*** Records ***

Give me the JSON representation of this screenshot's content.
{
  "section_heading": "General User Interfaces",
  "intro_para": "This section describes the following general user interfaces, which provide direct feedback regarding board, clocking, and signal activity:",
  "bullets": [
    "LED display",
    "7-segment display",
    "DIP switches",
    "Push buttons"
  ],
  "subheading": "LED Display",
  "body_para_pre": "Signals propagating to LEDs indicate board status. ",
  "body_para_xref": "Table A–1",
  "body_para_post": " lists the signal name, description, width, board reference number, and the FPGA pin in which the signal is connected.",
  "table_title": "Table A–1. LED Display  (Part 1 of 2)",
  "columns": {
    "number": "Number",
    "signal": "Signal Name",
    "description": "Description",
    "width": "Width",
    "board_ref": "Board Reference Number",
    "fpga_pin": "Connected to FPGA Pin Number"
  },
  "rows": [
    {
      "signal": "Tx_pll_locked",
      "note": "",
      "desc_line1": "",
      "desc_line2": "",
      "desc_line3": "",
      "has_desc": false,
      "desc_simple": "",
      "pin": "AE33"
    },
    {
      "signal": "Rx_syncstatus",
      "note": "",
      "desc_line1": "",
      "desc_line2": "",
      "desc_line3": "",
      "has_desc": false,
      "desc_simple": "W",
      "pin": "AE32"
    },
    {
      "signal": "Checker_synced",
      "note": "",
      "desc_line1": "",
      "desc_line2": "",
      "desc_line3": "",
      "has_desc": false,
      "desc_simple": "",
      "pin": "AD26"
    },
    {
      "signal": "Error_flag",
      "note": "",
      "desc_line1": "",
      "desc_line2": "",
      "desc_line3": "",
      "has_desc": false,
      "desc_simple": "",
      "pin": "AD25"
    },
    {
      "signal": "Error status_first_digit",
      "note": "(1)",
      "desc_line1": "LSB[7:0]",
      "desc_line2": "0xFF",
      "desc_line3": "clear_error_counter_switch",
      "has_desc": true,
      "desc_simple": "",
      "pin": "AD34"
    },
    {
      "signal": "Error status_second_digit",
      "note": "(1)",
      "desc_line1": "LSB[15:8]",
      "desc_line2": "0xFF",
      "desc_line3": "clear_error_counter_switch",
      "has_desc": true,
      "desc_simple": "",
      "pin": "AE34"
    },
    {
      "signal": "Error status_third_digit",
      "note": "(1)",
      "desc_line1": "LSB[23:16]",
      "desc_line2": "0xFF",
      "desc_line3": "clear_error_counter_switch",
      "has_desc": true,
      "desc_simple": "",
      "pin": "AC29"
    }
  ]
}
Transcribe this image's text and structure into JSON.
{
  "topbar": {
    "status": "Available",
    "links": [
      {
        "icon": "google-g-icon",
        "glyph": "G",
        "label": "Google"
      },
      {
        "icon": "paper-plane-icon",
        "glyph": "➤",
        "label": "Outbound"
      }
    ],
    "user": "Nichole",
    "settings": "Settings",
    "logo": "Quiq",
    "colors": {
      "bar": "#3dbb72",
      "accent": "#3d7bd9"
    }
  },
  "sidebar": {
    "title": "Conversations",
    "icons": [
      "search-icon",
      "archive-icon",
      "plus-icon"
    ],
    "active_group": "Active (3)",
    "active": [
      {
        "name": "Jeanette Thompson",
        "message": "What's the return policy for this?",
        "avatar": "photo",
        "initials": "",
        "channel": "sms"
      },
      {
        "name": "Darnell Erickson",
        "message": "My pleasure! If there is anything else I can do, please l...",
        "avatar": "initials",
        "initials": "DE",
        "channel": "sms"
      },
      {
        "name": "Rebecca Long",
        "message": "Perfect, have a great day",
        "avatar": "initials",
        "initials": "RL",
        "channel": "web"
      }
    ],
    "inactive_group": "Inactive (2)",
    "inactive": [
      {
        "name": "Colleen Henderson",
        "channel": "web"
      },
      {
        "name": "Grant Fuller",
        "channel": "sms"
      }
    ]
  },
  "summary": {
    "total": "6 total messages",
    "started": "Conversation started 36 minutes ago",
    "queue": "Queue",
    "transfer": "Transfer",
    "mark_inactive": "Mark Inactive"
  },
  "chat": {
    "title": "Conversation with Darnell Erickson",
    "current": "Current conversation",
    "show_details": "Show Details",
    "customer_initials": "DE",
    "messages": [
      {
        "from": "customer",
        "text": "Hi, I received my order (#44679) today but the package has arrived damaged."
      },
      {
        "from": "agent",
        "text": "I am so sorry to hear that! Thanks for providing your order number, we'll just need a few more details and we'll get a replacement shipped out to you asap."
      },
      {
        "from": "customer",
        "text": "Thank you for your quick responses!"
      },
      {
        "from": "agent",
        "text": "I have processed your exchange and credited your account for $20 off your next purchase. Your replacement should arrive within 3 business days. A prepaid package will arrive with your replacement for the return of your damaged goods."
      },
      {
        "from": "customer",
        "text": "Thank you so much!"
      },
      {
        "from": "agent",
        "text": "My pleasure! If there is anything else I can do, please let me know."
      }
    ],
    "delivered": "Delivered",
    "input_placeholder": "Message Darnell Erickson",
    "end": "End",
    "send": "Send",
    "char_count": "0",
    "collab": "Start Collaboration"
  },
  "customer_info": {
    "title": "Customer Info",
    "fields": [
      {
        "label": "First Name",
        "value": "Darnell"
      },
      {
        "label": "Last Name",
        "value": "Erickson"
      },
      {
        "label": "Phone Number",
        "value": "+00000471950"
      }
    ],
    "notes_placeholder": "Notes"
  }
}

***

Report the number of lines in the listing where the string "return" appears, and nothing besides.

2